• DESCRIPTION OF THE TASK:
The number of lines containing the word "view" is all you should give; count them in the records below.
┄┄┄┄┄┄┄┄┄┄┄┄┄┄┄┄┄┄┄┄
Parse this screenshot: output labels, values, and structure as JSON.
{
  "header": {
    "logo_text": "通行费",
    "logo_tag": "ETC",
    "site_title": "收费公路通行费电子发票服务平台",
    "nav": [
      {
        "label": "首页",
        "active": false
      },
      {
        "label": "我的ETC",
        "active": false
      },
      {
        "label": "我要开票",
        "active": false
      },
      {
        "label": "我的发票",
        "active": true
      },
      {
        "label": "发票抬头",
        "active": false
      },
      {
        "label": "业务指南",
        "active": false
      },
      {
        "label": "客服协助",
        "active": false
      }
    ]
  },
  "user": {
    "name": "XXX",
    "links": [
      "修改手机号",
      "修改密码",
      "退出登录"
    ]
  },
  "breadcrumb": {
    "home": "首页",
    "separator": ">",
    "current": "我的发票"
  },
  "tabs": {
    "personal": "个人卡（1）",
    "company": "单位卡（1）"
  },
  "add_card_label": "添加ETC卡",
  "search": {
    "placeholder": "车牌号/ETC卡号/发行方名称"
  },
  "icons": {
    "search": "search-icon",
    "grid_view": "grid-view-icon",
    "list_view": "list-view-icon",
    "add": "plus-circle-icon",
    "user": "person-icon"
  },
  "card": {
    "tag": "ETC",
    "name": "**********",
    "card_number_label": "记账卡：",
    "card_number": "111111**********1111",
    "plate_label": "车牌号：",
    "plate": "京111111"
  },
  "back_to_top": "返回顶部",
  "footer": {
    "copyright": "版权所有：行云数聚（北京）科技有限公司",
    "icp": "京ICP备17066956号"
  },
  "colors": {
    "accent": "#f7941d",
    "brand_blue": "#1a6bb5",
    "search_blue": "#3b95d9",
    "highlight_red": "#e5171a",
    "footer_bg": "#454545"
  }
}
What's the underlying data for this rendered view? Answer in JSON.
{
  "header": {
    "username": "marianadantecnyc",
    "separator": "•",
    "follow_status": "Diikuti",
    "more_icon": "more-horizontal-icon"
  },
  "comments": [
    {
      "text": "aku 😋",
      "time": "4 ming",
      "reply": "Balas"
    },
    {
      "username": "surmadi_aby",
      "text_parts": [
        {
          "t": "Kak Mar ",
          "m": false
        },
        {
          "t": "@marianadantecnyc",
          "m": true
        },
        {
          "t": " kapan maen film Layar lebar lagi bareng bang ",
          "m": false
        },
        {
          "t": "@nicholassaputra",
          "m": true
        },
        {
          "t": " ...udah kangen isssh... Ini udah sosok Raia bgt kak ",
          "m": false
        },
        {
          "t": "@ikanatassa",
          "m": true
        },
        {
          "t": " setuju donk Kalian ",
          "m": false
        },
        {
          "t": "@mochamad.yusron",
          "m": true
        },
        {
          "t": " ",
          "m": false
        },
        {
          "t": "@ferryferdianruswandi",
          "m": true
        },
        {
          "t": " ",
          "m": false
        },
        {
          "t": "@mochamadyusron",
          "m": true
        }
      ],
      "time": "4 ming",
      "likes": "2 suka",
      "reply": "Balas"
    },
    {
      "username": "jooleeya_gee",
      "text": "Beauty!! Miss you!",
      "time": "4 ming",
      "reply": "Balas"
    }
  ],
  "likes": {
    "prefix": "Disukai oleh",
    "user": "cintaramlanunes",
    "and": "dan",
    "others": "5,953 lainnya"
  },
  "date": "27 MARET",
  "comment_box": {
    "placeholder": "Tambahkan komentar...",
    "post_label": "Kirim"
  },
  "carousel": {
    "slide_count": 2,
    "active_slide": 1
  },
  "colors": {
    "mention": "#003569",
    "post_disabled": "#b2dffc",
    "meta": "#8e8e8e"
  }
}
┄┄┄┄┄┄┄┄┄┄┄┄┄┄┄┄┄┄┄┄
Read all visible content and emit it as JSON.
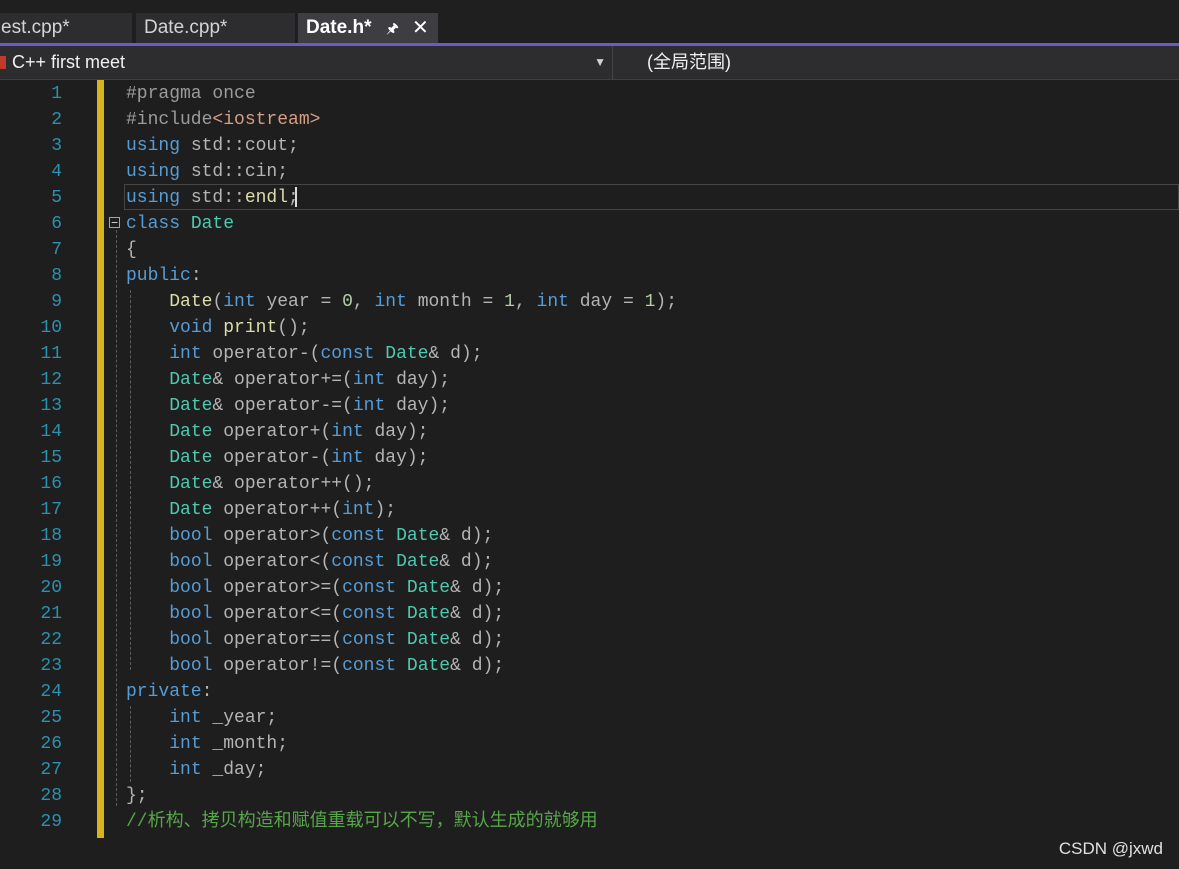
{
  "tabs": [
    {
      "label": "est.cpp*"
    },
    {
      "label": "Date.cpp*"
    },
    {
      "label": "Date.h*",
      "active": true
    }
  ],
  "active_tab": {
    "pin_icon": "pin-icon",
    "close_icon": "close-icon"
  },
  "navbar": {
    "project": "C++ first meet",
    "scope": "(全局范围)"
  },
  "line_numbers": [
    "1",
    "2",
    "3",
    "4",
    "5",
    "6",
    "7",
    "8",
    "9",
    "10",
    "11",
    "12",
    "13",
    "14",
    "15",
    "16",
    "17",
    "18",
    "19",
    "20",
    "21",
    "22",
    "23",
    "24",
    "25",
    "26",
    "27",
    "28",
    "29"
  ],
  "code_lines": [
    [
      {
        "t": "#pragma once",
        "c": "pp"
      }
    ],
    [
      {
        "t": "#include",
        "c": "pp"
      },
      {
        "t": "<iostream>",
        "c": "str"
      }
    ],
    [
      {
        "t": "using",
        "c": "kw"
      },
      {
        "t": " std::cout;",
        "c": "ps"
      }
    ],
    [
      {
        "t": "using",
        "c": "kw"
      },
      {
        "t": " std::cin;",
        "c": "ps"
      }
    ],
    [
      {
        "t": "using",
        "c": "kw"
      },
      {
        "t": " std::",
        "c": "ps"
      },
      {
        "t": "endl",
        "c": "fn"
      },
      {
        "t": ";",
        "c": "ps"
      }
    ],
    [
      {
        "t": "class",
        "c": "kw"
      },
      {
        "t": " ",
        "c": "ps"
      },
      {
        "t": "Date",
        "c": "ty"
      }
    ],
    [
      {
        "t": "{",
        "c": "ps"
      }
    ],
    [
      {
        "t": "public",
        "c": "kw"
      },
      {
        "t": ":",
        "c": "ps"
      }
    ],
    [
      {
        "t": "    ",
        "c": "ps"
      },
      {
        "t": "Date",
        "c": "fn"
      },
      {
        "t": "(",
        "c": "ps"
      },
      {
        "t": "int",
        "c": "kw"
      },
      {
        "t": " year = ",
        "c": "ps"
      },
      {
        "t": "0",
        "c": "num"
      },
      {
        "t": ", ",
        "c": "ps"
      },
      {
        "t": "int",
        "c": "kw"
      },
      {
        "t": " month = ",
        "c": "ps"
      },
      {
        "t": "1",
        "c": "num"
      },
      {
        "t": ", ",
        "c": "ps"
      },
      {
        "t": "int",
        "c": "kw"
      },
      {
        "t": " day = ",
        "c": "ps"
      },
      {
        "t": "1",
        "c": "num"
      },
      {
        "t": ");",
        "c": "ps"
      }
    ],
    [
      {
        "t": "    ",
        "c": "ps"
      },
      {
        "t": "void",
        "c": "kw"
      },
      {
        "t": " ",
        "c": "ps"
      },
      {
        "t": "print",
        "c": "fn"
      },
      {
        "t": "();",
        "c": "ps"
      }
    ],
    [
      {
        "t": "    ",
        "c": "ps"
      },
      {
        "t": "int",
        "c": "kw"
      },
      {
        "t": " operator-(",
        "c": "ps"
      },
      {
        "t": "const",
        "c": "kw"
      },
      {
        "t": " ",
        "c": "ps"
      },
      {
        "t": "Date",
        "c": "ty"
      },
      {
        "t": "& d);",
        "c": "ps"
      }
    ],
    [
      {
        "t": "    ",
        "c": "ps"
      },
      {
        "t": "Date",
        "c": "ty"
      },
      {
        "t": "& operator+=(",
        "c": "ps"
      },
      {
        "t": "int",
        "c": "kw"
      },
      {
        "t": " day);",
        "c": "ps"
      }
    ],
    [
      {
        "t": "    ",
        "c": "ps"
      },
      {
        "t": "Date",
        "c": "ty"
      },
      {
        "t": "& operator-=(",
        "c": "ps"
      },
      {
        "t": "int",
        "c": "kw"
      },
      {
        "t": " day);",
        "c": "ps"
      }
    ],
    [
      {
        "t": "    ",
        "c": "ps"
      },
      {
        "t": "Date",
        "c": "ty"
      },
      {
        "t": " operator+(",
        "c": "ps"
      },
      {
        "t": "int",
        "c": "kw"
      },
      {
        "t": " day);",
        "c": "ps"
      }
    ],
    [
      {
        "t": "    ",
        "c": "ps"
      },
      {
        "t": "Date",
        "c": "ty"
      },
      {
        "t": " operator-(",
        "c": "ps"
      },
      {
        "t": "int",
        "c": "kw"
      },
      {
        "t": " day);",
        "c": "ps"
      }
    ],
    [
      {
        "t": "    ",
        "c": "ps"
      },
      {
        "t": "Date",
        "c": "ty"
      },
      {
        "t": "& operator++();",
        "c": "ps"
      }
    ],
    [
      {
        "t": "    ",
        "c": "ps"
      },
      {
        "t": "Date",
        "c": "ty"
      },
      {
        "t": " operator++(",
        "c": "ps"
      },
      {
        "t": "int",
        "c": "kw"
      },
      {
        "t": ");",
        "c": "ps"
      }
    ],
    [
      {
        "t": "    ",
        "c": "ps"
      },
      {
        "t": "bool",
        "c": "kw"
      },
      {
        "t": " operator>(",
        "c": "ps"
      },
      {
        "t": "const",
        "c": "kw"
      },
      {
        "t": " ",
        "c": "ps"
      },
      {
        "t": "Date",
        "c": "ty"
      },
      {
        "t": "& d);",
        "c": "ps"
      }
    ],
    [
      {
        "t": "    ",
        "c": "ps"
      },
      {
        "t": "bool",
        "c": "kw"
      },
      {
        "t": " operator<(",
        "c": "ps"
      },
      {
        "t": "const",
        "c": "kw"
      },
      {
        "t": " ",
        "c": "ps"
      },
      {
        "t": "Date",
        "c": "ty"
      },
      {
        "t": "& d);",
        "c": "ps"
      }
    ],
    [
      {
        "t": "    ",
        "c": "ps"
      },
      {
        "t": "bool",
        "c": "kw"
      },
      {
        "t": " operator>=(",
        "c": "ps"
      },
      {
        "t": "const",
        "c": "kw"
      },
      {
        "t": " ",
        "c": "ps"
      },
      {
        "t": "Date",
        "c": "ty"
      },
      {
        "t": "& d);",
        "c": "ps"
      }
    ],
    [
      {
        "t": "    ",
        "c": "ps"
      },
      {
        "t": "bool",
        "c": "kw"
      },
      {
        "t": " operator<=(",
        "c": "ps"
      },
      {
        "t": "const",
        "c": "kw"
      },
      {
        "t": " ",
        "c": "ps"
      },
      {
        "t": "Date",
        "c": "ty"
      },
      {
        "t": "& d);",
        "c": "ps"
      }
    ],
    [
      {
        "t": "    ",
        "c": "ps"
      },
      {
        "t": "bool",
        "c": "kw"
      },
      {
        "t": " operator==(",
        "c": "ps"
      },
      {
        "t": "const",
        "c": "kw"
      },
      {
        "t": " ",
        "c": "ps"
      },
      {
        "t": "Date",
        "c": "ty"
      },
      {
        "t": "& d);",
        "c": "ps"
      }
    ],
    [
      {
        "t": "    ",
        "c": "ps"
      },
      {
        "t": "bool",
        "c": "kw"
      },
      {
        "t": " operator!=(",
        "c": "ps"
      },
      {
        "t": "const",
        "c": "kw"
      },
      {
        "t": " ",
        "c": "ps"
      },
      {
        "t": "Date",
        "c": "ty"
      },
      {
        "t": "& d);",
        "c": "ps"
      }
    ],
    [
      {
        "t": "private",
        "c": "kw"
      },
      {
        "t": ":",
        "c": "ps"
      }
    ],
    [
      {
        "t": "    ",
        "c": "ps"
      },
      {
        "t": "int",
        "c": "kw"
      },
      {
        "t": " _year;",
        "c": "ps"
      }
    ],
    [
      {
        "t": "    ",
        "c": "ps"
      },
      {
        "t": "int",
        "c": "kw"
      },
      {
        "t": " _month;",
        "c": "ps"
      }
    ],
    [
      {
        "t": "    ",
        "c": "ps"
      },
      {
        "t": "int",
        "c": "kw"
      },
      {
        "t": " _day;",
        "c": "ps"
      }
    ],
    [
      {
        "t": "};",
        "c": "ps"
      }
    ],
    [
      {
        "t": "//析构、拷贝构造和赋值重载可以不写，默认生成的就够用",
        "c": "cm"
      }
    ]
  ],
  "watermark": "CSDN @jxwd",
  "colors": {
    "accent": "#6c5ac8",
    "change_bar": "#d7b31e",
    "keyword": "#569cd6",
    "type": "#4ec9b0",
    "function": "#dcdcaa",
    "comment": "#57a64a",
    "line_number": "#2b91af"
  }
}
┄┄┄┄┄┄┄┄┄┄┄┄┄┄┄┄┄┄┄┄
• PROBLEM SOLUTION:
3